Kiwi auteur Colin McKenzie is the most famous filmmaker you've never heard of in this wonderfully subtle "mockumentary" from the man behind Dead Alive
and Heavenly Creatures.
It's so subtle, in fact, that you'd hardly know anything was amiss were it not for one brief scene featuring a Russian records czar with the improbable name of Alexandra Nevsky and Leonard Maltin's slightly over-exuberant pontificatings that run throughout. As the film opens (it's preceded by an equally excellent 15-minute-long short called “Signing Off” by Robert Sarkies), the rotund Jackson is tramping about his neighbor's garden shed in which, he reveals, he's recently uncovered an astonishing cinematic find -- an old steamer-trunk full of film canisters marked with the name C. McKenzie. Jackson goes on to tell the history of how Colin McKenzie was the first New Zealand filmmaker. Born in 1888, McKenzie was creating and showing films in his backyard at the age of 12 by using a bicycle-powered projection system and film emulsion made from egg whites. In his quest for more information on this neglected auteur, Jackson enlists the aid of everyone from the aforementioned Maltin (who calls the discovery of McKenzie's epic Salome
the equivalent of discovering, say, Citizen Kane)
to New Zealand actor Sam Neill and Miramax head Harvey Weinstein (who promises to lobby for the inclusion of Salome
in the next Academy Awards ballot). All of this is done with such straight faces that the jokes seem less like jokes and more like a new episode of John Pierson's Split Screen,
and that's the magic of this cunning web of trickery -- it's sublimely silly and perfectly believable all at once.
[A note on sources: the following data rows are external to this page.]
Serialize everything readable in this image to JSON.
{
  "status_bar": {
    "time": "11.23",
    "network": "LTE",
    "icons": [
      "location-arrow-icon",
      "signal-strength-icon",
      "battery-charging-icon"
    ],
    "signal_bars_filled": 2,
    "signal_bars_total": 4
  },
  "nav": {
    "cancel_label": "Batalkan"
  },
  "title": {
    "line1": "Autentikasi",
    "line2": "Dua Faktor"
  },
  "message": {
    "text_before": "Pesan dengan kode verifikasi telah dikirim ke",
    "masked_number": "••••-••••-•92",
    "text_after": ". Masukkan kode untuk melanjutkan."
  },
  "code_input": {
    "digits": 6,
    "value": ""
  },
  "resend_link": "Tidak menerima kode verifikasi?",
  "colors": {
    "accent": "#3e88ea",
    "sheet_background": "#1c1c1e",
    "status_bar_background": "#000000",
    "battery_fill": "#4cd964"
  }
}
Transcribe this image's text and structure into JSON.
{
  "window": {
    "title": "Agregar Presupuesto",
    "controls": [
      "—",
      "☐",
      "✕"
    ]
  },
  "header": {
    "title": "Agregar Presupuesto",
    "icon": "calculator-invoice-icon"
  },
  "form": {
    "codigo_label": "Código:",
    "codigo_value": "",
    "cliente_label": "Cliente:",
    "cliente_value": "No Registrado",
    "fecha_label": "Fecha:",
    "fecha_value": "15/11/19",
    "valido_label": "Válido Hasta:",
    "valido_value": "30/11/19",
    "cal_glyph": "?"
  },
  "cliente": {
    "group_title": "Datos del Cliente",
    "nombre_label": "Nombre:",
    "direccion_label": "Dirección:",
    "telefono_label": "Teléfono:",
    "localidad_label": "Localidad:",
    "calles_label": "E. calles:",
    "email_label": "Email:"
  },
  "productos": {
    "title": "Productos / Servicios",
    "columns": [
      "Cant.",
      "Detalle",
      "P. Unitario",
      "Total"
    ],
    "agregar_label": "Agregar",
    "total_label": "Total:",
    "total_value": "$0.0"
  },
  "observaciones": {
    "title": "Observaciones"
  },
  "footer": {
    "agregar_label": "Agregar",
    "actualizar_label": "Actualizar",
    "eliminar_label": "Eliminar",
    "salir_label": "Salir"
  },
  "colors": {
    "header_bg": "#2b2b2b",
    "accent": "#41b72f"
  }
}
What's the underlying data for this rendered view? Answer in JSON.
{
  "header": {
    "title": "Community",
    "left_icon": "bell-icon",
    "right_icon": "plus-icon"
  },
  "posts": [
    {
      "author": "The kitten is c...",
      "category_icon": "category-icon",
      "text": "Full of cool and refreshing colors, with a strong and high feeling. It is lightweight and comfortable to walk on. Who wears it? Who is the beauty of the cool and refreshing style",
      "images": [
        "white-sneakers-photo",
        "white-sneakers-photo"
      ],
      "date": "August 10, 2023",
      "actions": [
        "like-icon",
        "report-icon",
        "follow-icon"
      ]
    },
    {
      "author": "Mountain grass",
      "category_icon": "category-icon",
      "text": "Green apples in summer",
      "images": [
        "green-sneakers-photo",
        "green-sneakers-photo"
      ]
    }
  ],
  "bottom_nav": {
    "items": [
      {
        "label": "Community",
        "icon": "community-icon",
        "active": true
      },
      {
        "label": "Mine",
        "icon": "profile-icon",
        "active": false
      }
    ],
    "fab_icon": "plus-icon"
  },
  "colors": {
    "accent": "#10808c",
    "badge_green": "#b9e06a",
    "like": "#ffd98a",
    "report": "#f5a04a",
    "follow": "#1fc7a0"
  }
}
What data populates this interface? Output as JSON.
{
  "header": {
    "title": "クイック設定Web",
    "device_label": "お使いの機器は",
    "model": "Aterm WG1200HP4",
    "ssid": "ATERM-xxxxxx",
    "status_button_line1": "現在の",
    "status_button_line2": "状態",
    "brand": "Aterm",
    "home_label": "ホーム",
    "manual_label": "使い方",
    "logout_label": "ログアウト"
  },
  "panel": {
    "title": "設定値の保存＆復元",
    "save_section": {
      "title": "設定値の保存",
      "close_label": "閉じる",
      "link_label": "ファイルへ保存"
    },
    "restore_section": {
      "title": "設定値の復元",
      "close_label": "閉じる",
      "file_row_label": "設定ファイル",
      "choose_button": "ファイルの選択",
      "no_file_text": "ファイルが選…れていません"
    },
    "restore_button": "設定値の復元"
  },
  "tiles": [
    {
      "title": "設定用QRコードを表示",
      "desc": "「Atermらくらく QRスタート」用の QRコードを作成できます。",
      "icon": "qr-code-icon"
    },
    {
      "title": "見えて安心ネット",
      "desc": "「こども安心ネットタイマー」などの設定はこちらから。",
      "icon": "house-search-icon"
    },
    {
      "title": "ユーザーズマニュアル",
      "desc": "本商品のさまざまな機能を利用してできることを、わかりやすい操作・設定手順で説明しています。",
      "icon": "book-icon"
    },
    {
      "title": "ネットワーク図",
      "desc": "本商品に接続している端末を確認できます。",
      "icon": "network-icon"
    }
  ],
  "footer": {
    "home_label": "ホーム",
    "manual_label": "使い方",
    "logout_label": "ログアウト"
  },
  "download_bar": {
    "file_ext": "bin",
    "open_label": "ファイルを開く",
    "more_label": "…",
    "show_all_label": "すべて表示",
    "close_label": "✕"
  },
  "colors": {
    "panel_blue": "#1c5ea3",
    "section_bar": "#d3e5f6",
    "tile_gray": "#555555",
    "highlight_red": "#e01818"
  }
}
Still, the film manages some wild flights of fancy. We're told that one recently unearthed McKenzie reel documents the first successful airplane flight by New Zealand's Richard Pearse -- a full six months before the Wright Brothers soared at Kitty Hawk -- and the fact that the filmmaker's first talkie, The Warrior Season
(made over a decade before The Jazz Singer),
bombed at the box office because the actors were all Chinese and the director neglected to include subtitles. Ludicrous though it may seem, Jackson and Botes work magic with an absolutely amazing collection of faux McKenzie films, stills, and archival footage that are beautifully aged, grainy, and 100% realistic. Realism, indeed, is not only the hallmark of the filmmakers but also their subject, who recruited thousands of extras and trucked them off to the most remote part of New Zealand's rainforest to build a full-scale recreation of biblical Jerusalem for Salome.
It's all an elaborate hoax, of course, but one of the most entertaining ones to come down the pike in a good long while, and if offers yet more proof -- if any should be needed -- that Jackson is a gleefully, deliciously deranged filmmaker.